Given a scenario, implement an information security vulnerability management process.CompTIA Cybersecurity Analyst (CySA+) Certification Exam Objectives Version 3.0
Identification of Requirements
One of the key parts of managing vulnerabilities is knowing what the enterprise is trying to achieve. The first set of requirements often come from regulatory bodies. Some of these are listed below. It is important to know what
- Health Insurance Portability and Accountability Act (HIPPA) – applies to any business that deals with Protected Health Information (PHI).
- Payment Card Industry Data Security Standard (PCI DSS) – applies to the protection of credit card information and how it is exchanged between merchants, processors and financial institutions
- Sarbanes Oxley (SOX) – Applies to all publicly traded companies in the United States. It’s goal is to establish standards for maintaining secure and accurate financial records.
The corporate policy also helps to define the requirements for vulnerability management. Policy can establish what risks and vulnerabilities the corporation are willing to have and what mitigations must be in place. Exceptions to general security posture should be defined in a corporate policy. Data classification can also be part of a corporate policy. Different classifications of data may be subject to more or less control.
A final component of the requirements for vulnerability management is to establish an inventory of the assets being protected. Assets may be hardware or software and will have varying levels of importance. Each asset can be rated as critical or non-critical or may be assigned a numeric value of ranked importance. More important assets will have different technical controls than lesser assets.
Establish Scanning Frequency
The scanning for vulnerabilities in an enterprise must be done repeatedly. The frequency of these scans is determined by several factors. First, the risk of scanning must be taken into consideration. The more often a scan is done, the more likely a vulnerability is found before it is exploited. Unfortunately though vulnerability scans can also cause problems as some vulnerabilities can cause a denial of service. These competing interests are balanced by the corporation’s risk tolerance.
Regulatory requirements will also play a role in choosing the frequency of vulnerability scans. Some may require yearly or quarterly scans.
Technical constraints often play into the frequency of scans. An organization may not have the technical equipment or knowledge to do scans themselves. This will often limit scan frequencies as it must be paid for using outside analysts and equipment.
Configure Tools to Perform Scans

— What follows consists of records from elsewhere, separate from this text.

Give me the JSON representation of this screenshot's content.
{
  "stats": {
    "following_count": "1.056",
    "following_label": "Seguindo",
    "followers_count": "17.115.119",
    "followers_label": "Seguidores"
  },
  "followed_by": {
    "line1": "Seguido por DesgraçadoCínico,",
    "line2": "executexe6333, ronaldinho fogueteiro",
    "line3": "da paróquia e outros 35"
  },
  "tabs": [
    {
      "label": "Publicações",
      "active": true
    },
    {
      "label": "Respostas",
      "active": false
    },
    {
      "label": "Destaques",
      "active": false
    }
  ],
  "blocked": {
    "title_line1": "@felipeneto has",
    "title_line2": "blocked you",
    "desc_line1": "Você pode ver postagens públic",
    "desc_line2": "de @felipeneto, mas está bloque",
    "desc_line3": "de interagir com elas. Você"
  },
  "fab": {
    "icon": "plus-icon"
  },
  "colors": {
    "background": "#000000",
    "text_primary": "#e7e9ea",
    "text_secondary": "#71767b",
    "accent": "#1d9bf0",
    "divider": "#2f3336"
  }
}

Once the requirements and frequency are determined, the actual scan must be configured. There are several options to consider for the actual vulnerability scan. First, you must determine the sensitivity of the scan. This involves determining a balance between thoroughness and not causing issues in production systems through the scan. Some modules and scanners may cause adverse effects so it is important to understand what each does and what you are scanning.

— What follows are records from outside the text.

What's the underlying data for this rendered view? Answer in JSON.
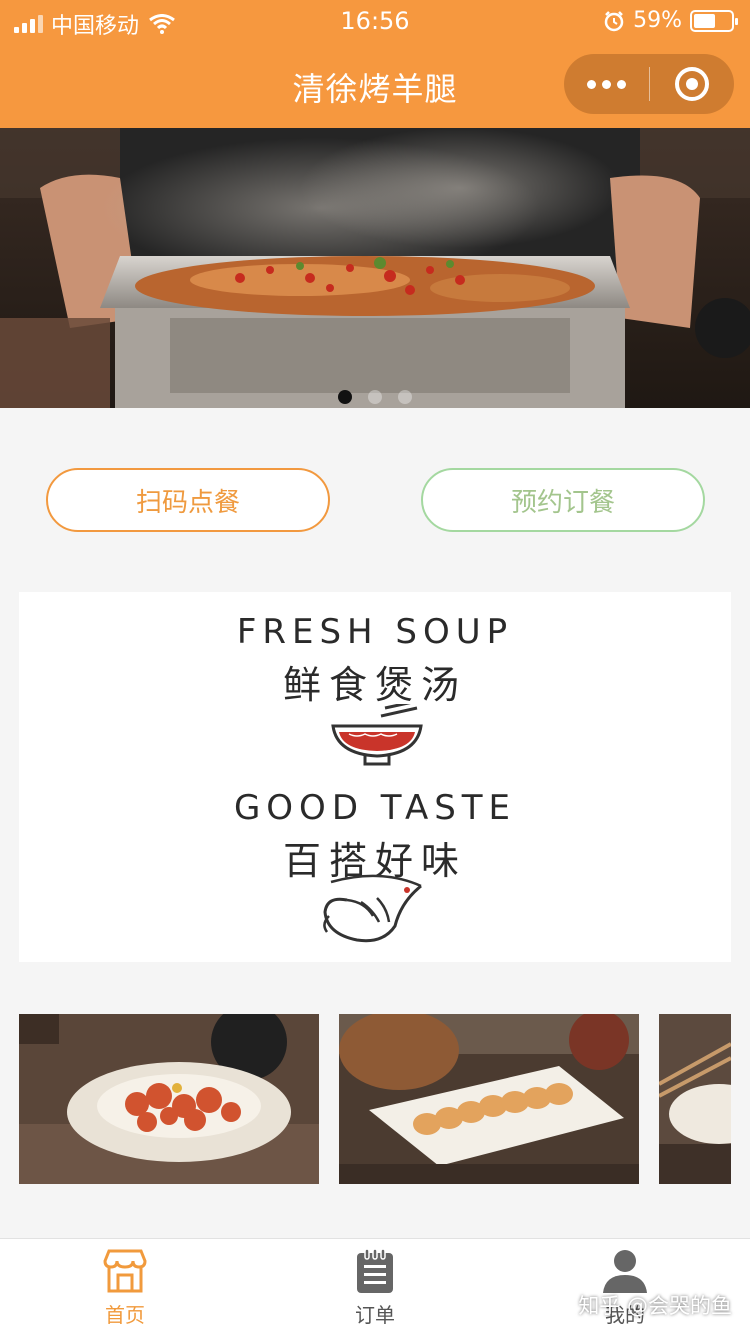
{
  "status_bar": {
    "carrier": "中国移动",
    "time": "16:56",
    "battery": "59%",
    "battery_level": 0.59
  },
  "header": {
    "title": "清徐烤羊腿",
    "more_icon": "more-dots-icon",
    "close_icon": "target-close-icon"
  },
  "banner": {
    "image": "grilled-fish-tray-photo",
    "page_count": 3,
    "active_page": 1
  },
  "actions": {
    "scan_order": "扫码点餐",
    "reserve": "预约订餐"
  },
  "promo": {
    "line1_en": "FRESH SOUP",
    "line1_zh": "鲜食煲汤",
    "line2_en": "GOOD TASTE",
    "line2_zh": "百搭好味",
    "bowl_icon": "soup-bowl-icon",
    "shrimp_icon": "shrimp-icon"
  },
  "gallery": {
    "items": [
      "sweet-sour-pork-photo",
      "sliced-sausage-plate-photo",
      "dish-photo-partial"
    ]
  },
  "tabbar": {
    "items": [
      {
        "label": "首页",
        "icon": "store-home-icon",
        "active": true
      },
      {
        "label": "订单",
        "icon": "order-notepad-icon",
        "active": false
      },
      {
        "label": "我的",
        "icon": "user-profile-icon",
        "active": false
      }
    ]
  },
  "watermark": "知乎 @会哭的鱼",
  "colors": {
    "brand": "#f6983f",
    "scan_border": "#f2993f",
    "reserve_border": "#a4d8a0",
    "tab_active": "#f19a3c"
  }
}
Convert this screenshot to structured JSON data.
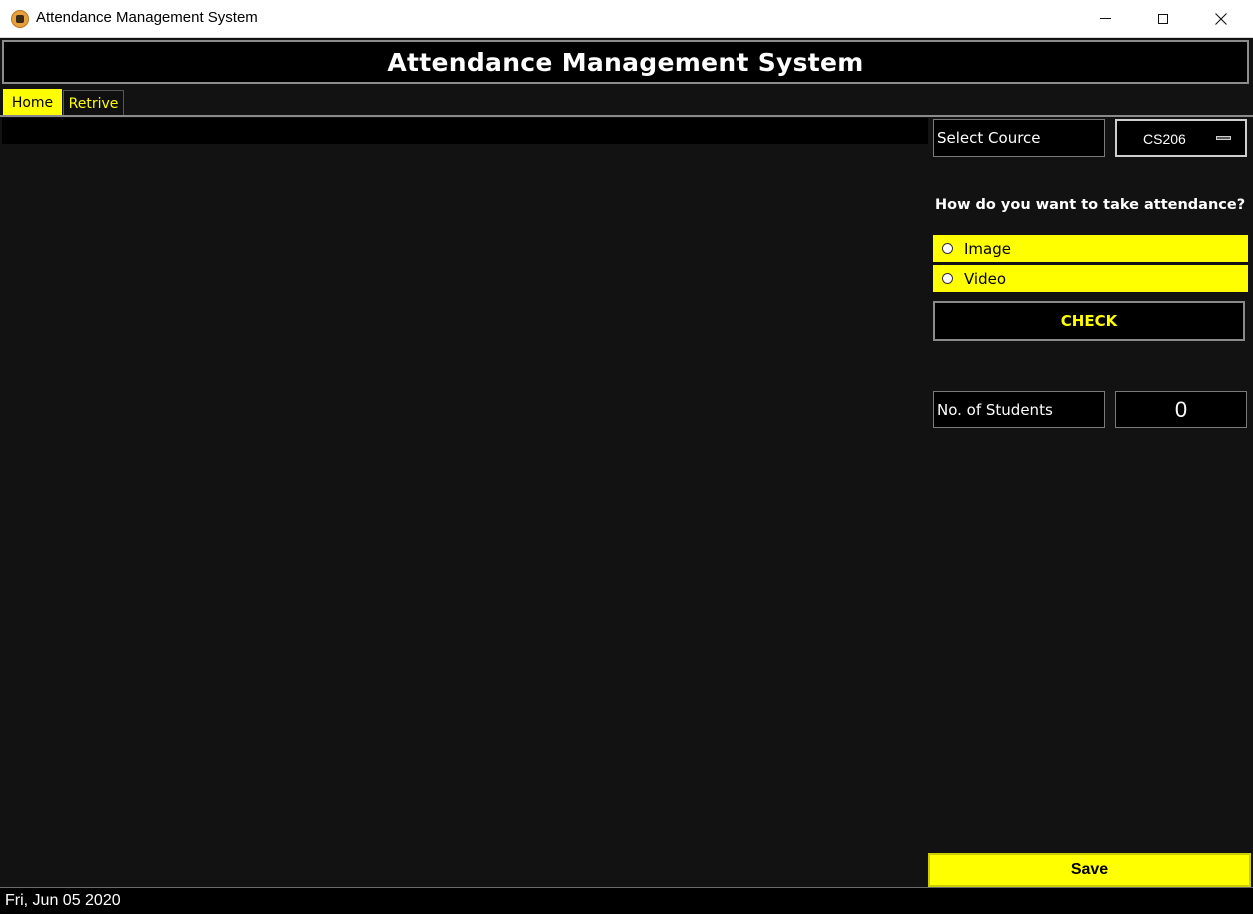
{
  "window": {
    "title": "Attendance Management System",
    "icon": "app-icon",
    "controls": {
      "minimize_icon": "minimize-icon",
      "maximize_icon": "maximize-icon",
      "close_icon": "close-icon",
      "close_glyph": "✕"
    }
  },
  "header": {
    "title": "Attendance Management System"
  },
  "tabs": [
    {
      "label": "Home",
      "active": true
    },
    {
      "label": "Retrive",
      "active": false
    }
  ],
  "side_panel": {
    "select_course_label": "Select Cource",
    "course_selected": "CS206",
    "question": "How do you want to take attendance?",
    "options": [
      {
        "label": "Image",
        "selected": false
      },
      {
        "label": "Video",
        "selected": false
      }
    ],
    "check_label": "CHECK",
    "students_label": "No. of Students",
    "students_count": "0",
    "save_label": "Save"
  },
  "status_bar": {
    "date": "Fri, Jun 05 2020"
  },
  "colors": {
    "accent": "#ffff00",
    "background": "#121212",
    "panel": "#000000",
    "text": "#ffffff"
  }
}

Vulnerability scanners often update themselves through feeds. These feeds offer new signatures and vulnerabilities to test. Some organizations automatically include these new items, but often it is best to have a plan for reviewing them before allowing them to be added to an existing scan definition.
Similarly to defining the scope of penetration testing, vulnerability scans should have a defined scope. This may be used to help limit potential adverse effects on critical systems posed by automated scans. This scope can be defined by IP address. Also part of the scope is whether to use credentialed (authorized accounts) to scan or to only use scans that do not require credentials.
Once the scope and requirements are established, the software for the scanning must be chosen. This can come in two forms, server-based or agent-based. Server based scan hosts over the network while agent based scans take place internally on a host through a software agent. A combination of these may be used as well.
It is also important to remember that vulnerability scanning tools need to be updated too. The Security Content Automation Protocol (SCAP) is used by many tools to provide a method to update vulnerability databases and plugins.
After the tools are done with the vulnerability scanning, reports must be made to relay the information found. These may be done either automatically or manually. Regular scans may be automatically reported on, but sometimes additional work by analysts may need to be done before the reports are given to management. This work is to help interpret the results and provide suggestions based on what the scan discovered.
Often the vulnerability scan is just the beginning of the process of vulnerability management. Once the reports have been produced there must be a process on how to respond. The first step is to prioritize the vulnerabilities found. This can be done by the criticality of the vulnerability and the importance of the asset. The difficulty to implement the resolution is also taken into account. It may be determined that some remediations won’t be done because of various barriers.
These barriers may consist of many things. Service Level Agreements (SLAs) in place with business stakeholders may restrict how much downtime may be incurred. Another restriction may be from the organization’s governance bodies that may choose not to risk the system changes necessary. The possibility of degrading functionality or performance of a system to the end users is another barrier to remediation.